What is expected: Word for word, restate the records that follow.

%%

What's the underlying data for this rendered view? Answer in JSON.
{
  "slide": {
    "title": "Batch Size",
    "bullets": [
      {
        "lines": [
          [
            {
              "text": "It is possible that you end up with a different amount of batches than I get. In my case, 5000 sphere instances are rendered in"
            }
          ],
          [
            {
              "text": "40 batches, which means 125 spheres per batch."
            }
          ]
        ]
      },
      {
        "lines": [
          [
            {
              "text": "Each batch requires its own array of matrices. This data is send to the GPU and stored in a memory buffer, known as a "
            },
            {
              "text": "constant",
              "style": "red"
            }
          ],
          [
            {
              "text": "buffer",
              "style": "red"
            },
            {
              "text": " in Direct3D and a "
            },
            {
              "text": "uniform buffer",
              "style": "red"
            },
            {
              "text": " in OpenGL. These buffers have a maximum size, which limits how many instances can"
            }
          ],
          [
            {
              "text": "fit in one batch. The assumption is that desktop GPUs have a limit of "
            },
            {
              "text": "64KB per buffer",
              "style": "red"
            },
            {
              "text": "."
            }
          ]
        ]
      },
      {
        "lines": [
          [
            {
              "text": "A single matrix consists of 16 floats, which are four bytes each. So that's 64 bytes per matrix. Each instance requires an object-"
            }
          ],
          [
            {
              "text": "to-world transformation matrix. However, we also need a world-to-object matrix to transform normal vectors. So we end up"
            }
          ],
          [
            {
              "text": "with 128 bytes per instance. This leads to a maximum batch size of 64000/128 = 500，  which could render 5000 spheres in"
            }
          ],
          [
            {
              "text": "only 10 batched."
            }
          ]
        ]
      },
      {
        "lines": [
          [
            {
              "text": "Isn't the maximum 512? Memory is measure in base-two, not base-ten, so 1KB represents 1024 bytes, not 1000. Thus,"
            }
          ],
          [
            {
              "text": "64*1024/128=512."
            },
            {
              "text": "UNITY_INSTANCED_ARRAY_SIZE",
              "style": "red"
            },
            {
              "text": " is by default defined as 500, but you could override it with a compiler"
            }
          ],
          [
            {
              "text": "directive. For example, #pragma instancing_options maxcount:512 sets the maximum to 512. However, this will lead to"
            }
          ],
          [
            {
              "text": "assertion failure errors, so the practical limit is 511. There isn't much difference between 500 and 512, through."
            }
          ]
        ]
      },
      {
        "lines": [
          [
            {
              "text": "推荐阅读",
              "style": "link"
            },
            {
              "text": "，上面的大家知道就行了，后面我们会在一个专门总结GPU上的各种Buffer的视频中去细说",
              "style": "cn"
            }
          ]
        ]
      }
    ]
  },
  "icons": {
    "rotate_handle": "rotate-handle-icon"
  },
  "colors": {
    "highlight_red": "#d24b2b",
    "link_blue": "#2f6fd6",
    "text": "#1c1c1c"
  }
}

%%

Task solution:
What's the underlying data for this rendered view? Answer in JSON.
{
  "slide": {
    "title": "Batch Size",
    "bullets": [
      {
        "lines": [
          [
            {
              "text": "It is possible that you end up with a different amount of batches than I get. In my case, 5000 sphere instances are rendered in"
            }
          ],
          [
            {
              "text": "40 batches, which means 125 spheres per batch."
            }
          ]
        ]
      },
      {
        "lines": [
          [
            {
              "text": "Each batch requires its own array of matrices. This data is send to the GPU and stored in a memory buffer, known as a "
            },
            {
              "text": "constant",
              "style": "red"
            }
          ],
          [
            {
              "text": "buffer",
              "style": "red"
            },
            {
              "text": " in Direct3D and a "
            },
            {
              "text": "uniform buffer",
              "style": "red"
            },
            {
              "text": " in OpenGL. These buffers have a maximum size, which limits how many instances can"
            }
          ],
          [
            {
              "text": "fit in one batch. The assumption is that desktop GPUs have a limit of "
            },
            {
              "text": "64KB per buffer",
              "style": "red"
            },
            {
              "text": "."
            }
          ]
        ]
      },
      {
        "lines": [
          [
            {
              "text": "A single matrix consists of 16 floats, which are four bytes each. So that's 64 bytes per matrix. Each instance requires an object-"
            }
          ],
          [
            {
              "text": "to-world transformation matrix. However, we also need a world-to-object matrix to transform normal vectors. So we end up"
            }
          ],
          [
            {
              "text": "with 128 bytes per instance. This leads to a maximum batch size of 64000/128 = 500，  which could render 5000 spheres in"
            }
          ],
          [
            {
              "text": "only 10 batched."
            }
          ]
        ]
      },
      {
        "lines": [
          [
            {
              "text": "Isn't the maximum 512? Memory is measure in base-two, not base-ten, so 1KB represents 1024 bytes, not 1000. Thus,"
            }
          ],
          [
            {
              "text": "64*1024/128=512."
            },
            {
              "text": "UNITY_INSTANCED_ARRAY_SIZE",
              "style": "red"
            },
            {
              "text": " is by default defined as 500, but you could override it with a compiler"
            }
          ],
          [
            {
              "text": "directive. For example, #pragma instancing_options maxcount:512 sets the maximum to 512. However, this will lead to"
            }
          ],
          [
            {
              "text": "assertion failure errors, so the practical limit is 511. There isn't much difference between 500 and 512, through."
            }
          ]
        ]
      },
      {
        "lines": [
          [
            {
              "text": "推荐阅读",
              "style": "link"
            },
            {
              "text": "，上面的大家知道就行了，后面我们会在一个专门总结GPU上的各种Buffer的视频中去细说",
              "style": "cn"
            }
          ]
        ]
      }
    ]
  },
  "icons": {
    "rotate_handle": "rotate-handle-icon"
  },
  "colors": {
    "highlight_red": "#d24b2b",
    "link_blue": "#2f6fd6",
    "text": "#1c1c1c"
  }
}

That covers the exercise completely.